A trade deficit occurs when a country's imports exceed its exports, resulting in a negative balance of trade. It represents the difference between the value of goods and services a country imports from other countries and the value of goods and services it exports. A persistent trade deficit can have economic implications, such as affecting currency exchange rates, domestic industries, and overall economic growth.

What You Need To Know

Factors such as a country's domestic consumption patterns, relative cost of production, exchange rates, competitiveness of industries, trade policies, and global economic conditions can contribute to a trade deficit. For example, if a country has a high demand for imported goods or if its domestic industries struggle to compete globally, it can lead to a trade deficit.

On one hand, trade deficits allow consumers to access a wide range of goods and services from around the world, promoting consumer choice and potentially keeping prices lower. On the other hand, persistent trade deficits may indicate a loss of competitiveness in domestic industries, job displacement, and potential threats to national security if a country becomes overreliant on imports for critical goods.

Trade deficits can affect currency exchange rates. When a country has a trade deficit, it typically requires more foreign currency to pay for its imports than it receives from its exports. This can lead to a depreciation of the country's currency relative to others. A weaker currency can make exports more competitive and imports more expensive, potentially helping to reduce the trade deficit over time.

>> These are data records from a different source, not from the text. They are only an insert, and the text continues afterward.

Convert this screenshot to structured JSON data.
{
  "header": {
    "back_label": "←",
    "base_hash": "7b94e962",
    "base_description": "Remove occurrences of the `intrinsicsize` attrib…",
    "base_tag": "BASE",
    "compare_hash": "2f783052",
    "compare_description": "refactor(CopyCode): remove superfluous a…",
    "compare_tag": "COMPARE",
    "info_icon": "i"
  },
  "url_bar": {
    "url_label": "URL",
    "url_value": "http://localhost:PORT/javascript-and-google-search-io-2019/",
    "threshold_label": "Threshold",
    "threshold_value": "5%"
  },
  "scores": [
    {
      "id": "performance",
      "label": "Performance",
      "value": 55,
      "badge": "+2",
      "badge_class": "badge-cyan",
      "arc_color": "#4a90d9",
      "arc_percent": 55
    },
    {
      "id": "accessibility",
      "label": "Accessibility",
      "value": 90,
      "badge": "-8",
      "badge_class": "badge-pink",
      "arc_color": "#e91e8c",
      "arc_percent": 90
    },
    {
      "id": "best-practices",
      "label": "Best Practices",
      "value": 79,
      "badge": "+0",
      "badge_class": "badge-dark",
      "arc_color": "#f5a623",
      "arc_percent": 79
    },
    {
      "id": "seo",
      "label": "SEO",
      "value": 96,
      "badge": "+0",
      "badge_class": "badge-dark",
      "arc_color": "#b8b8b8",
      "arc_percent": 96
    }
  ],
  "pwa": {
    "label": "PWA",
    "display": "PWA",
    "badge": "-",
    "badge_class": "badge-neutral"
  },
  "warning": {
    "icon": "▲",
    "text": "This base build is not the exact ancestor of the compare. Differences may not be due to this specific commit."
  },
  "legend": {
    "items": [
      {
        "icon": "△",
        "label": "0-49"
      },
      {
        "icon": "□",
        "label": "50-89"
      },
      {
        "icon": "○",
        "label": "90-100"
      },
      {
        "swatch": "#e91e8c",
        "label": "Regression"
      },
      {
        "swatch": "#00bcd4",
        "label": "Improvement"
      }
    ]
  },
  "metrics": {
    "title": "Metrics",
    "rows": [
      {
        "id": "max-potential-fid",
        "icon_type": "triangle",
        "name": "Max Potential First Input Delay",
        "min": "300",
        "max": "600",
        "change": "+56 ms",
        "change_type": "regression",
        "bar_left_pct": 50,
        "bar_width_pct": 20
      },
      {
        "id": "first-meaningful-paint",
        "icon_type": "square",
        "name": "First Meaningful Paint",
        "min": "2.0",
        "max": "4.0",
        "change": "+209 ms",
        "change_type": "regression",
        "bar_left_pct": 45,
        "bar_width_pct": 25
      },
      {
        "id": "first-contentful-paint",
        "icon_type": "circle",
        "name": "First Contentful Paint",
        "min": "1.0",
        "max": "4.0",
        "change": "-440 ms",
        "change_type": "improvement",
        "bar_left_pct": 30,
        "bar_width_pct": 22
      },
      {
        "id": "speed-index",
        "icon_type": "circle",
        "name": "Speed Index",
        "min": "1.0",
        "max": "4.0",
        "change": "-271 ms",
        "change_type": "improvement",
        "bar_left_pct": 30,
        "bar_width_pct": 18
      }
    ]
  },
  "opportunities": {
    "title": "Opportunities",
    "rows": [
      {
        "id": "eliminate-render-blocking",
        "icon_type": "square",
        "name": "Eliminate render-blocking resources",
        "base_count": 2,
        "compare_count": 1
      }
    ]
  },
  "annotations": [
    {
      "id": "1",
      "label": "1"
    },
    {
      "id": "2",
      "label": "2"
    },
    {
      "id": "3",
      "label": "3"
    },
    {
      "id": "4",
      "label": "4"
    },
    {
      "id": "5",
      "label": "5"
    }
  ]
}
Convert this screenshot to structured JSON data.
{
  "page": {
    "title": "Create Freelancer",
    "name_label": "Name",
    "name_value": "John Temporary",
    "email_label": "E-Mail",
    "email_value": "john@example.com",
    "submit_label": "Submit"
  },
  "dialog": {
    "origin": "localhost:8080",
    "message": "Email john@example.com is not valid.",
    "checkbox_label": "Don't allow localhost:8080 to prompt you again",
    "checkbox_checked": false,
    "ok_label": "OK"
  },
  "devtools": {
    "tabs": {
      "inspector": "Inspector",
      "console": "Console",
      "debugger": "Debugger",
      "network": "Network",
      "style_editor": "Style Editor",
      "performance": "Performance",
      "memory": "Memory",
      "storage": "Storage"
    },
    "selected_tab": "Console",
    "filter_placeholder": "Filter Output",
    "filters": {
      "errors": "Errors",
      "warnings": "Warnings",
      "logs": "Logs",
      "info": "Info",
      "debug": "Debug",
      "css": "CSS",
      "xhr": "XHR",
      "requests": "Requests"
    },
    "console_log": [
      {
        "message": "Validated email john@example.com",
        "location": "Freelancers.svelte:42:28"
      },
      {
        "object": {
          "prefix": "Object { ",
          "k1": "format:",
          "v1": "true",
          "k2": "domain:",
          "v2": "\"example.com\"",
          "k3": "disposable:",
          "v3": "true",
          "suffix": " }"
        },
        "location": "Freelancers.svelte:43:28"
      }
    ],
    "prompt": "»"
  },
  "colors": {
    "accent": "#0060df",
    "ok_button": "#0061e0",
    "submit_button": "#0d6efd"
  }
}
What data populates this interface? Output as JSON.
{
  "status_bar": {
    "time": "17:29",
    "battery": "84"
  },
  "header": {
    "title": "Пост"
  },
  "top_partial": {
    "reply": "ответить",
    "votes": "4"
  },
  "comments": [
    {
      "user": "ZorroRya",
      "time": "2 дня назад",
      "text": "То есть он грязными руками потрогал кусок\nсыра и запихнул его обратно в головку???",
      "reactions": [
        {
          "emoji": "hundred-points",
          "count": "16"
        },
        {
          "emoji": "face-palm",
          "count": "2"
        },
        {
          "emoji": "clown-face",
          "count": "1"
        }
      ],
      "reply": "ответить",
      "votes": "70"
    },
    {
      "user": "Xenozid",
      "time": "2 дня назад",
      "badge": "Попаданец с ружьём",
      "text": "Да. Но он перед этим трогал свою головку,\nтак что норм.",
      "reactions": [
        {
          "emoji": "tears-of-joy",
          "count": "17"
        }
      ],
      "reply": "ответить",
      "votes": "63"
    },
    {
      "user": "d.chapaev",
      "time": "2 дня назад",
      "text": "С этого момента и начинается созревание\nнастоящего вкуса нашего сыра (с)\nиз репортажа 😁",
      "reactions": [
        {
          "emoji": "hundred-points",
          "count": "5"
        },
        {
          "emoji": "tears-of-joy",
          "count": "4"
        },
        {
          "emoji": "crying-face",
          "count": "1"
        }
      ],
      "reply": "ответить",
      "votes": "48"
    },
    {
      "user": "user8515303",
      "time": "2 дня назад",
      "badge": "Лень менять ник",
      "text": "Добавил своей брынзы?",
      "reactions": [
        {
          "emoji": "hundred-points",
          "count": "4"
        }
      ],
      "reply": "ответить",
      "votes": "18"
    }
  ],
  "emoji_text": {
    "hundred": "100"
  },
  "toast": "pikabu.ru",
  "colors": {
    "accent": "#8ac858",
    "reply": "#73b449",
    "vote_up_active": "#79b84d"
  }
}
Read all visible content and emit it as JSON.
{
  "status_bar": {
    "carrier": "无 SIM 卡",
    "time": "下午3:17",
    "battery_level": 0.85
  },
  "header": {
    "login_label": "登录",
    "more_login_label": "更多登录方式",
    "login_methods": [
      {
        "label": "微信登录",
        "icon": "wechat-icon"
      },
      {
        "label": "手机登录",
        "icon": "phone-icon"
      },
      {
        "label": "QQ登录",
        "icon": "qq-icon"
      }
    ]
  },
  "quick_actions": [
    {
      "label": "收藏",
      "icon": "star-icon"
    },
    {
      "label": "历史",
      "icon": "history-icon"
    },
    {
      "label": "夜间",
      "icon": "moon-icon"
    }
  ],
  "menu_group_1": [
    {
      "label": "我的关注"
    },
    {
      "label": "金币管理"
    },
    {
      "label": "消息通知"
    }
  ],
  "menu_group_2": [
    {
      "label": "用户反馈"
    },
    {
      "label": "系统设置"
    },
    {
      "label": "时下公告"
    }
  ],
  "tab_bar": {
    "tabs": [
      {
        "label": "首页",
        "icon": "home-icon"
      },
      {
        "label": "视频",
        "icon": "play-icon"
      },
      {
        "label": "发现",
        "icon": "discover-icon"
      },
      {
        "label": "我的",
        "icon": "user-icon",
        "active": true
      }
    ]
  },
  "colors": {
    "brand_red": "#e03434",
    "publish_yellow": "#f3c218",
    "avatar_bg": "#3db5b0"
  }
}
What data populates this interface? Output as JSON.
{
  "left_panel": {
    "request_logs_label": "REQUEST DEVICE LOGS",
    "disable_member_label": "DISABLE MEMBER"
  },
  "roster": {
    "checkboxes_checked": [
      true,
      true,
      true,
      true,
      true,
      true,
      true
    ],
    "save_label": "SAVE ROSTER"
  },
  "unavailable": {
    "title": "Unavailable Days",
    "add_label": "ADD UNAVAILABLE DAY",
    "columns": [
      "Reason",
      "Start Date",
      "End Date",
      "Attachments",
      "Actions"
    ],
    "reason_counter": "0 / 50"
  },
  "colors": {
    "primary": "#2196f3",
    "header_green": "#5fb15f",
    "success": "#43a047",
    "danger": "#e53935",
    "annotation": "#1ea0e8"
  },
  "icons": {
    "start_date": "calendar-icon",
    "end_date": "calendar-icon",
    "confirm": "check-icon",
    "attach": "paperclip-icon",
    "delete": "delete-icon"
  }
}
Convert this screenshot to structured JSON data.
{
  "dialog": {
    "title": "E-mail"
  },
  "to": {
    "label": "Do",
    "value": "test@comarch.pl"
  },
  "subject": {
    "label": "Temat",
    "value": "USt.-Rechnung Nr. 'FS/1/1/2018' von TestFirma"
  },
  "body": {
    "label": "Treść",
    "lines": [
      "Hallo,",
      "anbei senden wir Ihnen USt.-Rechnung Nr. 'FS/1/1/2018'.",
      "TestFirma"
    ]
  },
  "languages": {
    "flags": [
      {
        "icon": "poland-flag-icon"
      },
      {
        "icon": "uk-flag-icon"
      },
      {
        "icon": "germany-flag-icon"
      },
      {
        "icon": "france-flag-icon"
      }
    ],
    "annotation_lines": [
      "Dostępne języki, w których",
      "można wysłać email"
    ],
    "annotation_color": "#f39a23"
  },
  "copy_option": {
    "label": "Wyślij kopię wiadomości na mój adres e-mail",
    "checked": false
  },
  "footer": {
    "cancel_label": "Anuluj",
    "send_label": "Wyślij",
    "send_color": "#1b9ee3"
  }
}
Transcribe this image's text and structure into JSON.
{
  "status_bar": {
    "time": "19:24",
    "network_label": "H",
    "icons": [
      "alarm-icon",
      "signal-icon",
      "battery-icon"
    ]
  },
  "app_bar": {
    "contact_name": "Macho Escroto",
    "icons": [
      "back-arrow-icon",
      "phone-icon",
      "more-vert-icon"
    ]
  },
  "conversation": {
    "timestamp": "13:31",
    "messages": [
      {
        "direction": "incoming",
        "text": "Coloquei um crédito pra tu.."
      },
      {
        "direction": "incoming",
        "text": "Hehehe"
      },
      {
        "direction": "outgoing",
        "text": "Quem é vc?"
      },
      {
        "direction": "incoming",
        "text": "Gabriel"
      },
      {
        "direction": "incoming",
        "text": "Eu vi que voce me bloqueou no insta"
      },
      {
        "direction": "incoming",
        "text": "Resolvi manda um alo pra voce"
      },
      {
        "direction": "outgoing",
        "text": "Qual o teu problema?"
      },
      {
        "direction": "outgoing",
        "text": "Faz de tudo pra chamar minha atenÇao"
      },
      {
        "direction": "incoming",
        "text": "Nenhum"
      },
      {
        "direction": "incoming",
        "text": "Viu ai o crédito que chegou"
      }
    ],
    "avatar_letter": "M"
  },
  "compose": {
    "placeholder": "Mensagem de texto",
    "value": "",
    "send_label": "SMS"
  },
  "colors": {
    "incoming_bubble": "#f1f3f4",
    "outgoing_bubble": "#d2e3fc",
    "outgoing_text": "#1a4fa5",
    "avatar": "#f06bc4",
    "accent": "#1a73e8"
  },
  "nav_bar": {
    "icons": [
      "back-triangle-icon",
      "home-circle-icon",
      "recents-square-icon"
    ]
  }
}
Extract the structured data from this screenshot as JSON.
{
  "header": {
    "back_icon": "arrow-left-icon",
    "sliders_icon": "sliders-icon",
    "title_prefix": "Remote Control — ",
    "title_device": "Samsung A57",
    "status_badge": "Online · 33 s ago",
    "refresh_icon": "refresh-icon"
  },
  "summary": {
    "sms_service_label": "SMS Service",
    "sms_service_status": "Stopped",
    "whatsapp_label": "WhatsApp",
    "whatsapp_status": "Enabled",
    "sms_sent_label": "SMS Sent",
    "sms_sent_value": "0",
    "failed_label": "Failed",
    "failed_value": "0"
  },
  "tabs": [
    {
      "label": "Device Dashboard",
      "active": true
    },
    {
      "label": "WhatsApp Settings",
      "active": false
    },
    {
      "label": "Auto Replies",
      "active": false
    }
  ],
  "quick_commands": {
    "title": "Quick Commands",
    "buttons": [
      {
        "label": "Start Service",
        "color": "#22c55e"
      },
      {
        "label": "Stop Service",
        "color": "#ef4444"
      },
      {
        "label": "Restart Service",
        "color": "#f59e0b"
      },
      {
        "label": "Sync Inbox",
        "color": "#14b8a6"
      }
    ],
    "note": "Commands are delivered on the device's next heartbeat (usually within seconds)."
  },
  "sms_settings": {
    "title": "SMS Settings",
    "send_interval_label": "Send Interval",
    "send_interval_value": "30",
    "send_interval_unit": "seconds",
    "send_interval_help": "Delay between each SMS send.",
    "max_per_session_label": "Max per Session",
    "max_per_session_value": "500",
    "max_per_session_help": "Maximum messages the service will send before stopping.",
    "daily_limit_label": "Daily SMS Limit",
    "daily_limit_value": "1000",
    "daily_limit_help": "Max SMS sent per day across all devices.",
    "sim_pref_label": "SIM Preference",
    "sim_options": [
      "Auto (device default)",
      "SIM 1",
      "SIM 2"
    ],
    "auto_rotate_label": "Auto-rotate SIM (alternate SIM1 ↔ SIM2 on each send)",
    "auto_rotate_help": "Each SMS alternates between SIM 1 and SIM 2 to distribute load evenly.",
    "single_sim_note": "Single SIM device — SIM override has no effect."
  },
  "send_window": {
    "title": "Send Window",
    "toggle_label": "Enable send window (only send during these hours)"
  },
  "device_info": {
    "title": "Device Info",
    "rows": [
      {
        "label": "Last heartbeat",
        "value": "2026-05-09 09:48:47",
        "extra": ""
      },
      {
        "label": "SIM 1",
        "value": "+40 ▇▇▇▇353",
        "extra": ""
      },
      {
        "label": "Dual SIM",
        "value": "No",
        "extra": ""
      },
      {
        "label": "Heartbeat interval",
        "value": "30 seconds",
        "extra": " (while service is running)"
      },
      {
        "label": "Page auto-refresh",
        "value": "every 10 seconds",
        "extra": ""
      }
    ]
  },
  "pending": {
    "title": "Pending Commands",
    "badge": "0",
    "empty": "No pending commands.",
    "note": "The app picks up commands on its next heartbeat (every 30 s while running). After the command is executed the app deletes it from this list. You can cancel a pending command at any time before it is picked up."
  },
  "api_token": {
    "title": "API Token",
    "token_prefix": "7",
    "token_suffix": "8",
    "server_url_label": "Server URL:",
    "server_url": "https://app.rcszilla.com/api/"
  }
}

Governments often implement trade policies and engage in negotiations to address trade deficits. These may include measures to promote exports, such as export subsidies or trade agreements that provide preferential access to foreign markets. Additionally, countries may impose tariffs, import quotas, or trade restrictions to protect domestic industries and reduce reliance on imports.